The right tire pressure is one of the most important components of a great bike ride. Proper inflation provides optimal comfort and performance during your excursion while reducing the risk for a flat. From beach cruiser bikes to road racers, here’s how to fill your tires correctly before setting off on your bicycle.
Buy the Right Pump
Most bike tires are compatible with either Presta or Schrader valves. The Presta features a locking nut that you have to press to release air, while the wider, flatter Schrader valve lacks this feature. If you use the wrong pump, you won’t be able to inflate your tires. Both types of valves may have either a screw-on mechanism or locking lever to seal the pump to the tire before you begin inflating. If it seems like the air isn’t going into your tire, remove the pump and readjust the seal.
Know Your Numbers
Check your tire pressure before every ride and top off tires with air if necessary. To determine the correct tire pressure for your specific bike, start with these guidelines:
- 25 to 35 PSI for mountain bikes
- 40 to 70 PSI for hybrid bikes
- 80 to 130 PSI for road bikes
PSI is a measure of tire pressure that stands for pounds per square inch. In general, the wider your tires, the less pressure you need for a smooth, safe ride. Heavier riders will need higher pressure than individuals who weigh less, even on the same bike. When in doubt, check the sidewall of your bike tires to find the recommended PSI for your model. Never exceed the maximum PSI for your tires, as this can lead to a blowout.
Test It Out

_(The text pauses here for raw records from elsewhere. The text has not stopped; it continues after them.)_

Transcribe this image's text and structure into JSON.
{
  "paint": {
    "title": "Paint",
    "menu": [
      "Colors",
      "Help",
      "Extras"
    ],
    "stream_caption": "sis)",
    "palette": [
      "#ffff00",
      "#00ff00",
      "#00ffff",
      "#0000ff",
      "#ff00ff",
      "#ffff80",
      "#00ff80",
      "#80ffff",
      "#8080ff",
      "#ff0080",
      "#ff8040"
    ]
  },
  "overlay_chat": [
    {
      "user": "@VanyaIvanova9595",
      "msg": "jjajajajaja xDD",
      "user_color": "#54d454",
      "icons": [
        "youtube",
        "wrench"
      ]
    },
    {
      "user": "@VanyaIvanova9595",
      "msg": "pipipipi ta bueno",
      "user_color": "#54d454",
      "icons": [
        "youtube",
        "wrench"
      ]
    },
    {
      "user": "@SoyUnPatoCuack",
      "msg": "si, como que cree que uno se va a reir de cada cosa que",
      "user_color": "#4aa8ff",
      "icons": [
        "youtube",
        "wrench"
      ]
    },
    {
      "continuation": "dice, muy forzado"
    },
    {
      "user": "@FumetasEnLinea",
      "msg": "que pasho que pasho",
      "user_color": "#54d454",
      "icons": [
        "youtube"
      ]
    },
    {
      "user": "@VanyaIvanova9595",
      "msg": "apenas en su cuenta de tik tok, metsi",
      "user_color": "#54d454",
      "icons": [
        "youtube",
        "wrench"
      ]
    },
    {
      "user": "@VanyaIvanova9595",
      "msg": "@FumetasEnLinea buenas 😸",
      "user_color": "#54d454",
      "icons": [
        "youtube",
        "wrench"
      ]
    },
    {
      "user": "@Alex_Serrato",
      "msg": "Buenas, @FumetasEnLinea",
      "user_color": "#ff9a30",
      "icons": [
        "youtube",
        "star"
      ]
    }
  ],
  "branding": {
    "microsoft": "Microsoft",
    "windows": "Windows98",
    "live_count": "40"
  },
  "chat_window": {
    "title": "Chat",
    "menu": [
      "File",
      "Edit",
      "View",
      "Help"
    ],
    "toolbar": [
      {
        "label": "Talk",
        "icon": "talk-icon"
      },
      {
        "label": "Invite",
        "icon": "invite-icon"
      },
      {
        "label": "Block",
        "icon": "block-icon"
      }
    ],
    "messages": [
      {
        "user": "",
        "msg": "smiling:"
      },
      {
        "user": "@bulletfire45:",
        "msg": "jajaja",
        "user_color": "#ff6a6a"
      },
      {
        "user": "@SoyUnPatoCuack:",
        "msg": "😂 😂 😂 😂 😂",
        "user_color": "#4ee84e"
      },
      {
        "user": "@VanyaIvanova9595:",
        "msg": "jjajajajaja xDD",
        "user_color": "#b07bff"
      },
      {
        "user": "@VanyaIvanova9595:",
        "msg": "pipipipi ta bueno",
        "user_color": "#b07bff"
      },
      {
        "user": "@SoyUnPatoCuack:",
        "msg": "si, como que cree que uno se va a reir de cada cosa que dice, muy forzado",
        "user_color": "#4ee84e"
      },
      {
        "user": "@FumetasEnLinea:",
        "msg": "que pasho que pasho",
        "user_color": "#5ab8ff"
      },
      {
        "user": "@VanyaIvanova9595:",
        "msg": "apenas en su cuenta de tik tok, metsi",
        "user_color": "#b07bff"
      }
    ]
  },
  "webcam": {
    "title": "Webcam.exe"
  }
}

Even when you get into a routine of checking and inflating your tires, the same PSI may not be appropriate for every ride. When riding on slick roads after a recent rain, try reducing your PSI a bit to improve traction and prevent skids. When you’re planning a trek on bumpy terrain, lower PSI will result in a smoother, more comfortable ride. Some riders carry a travel pump so they can fill their tires on the fly as needed.
Get It Right
Keep in mind that when you fill your tires with a floor pump, the integrated PSI gauge isn’t the most accurate reading of tire pressure. That’s because it is measuring the PSI inside the pump, not the pressure inside the tire itself. For best results, invest in a separate gauge to get a truly dependable measurement.
As you become more experienced, try experimenting with tire pressure to find out what works best for you. Because of weight distribution, many riders feel more comfortable when the front tire has slightly less pressure than the back tire. Note the pressure for your current ride, then try deflating by 5% on the next ride to see how it feels. When you have the proper tire pressure, you’ll experience a smooth, comfortable ride with firm, confident turning.
Whether you prefer hybrid bicycles or love riding rugged trails on your mountain bike, the right tire pressure will make your experience that much better. With this guide, you’ll be on the road to an incredible ride.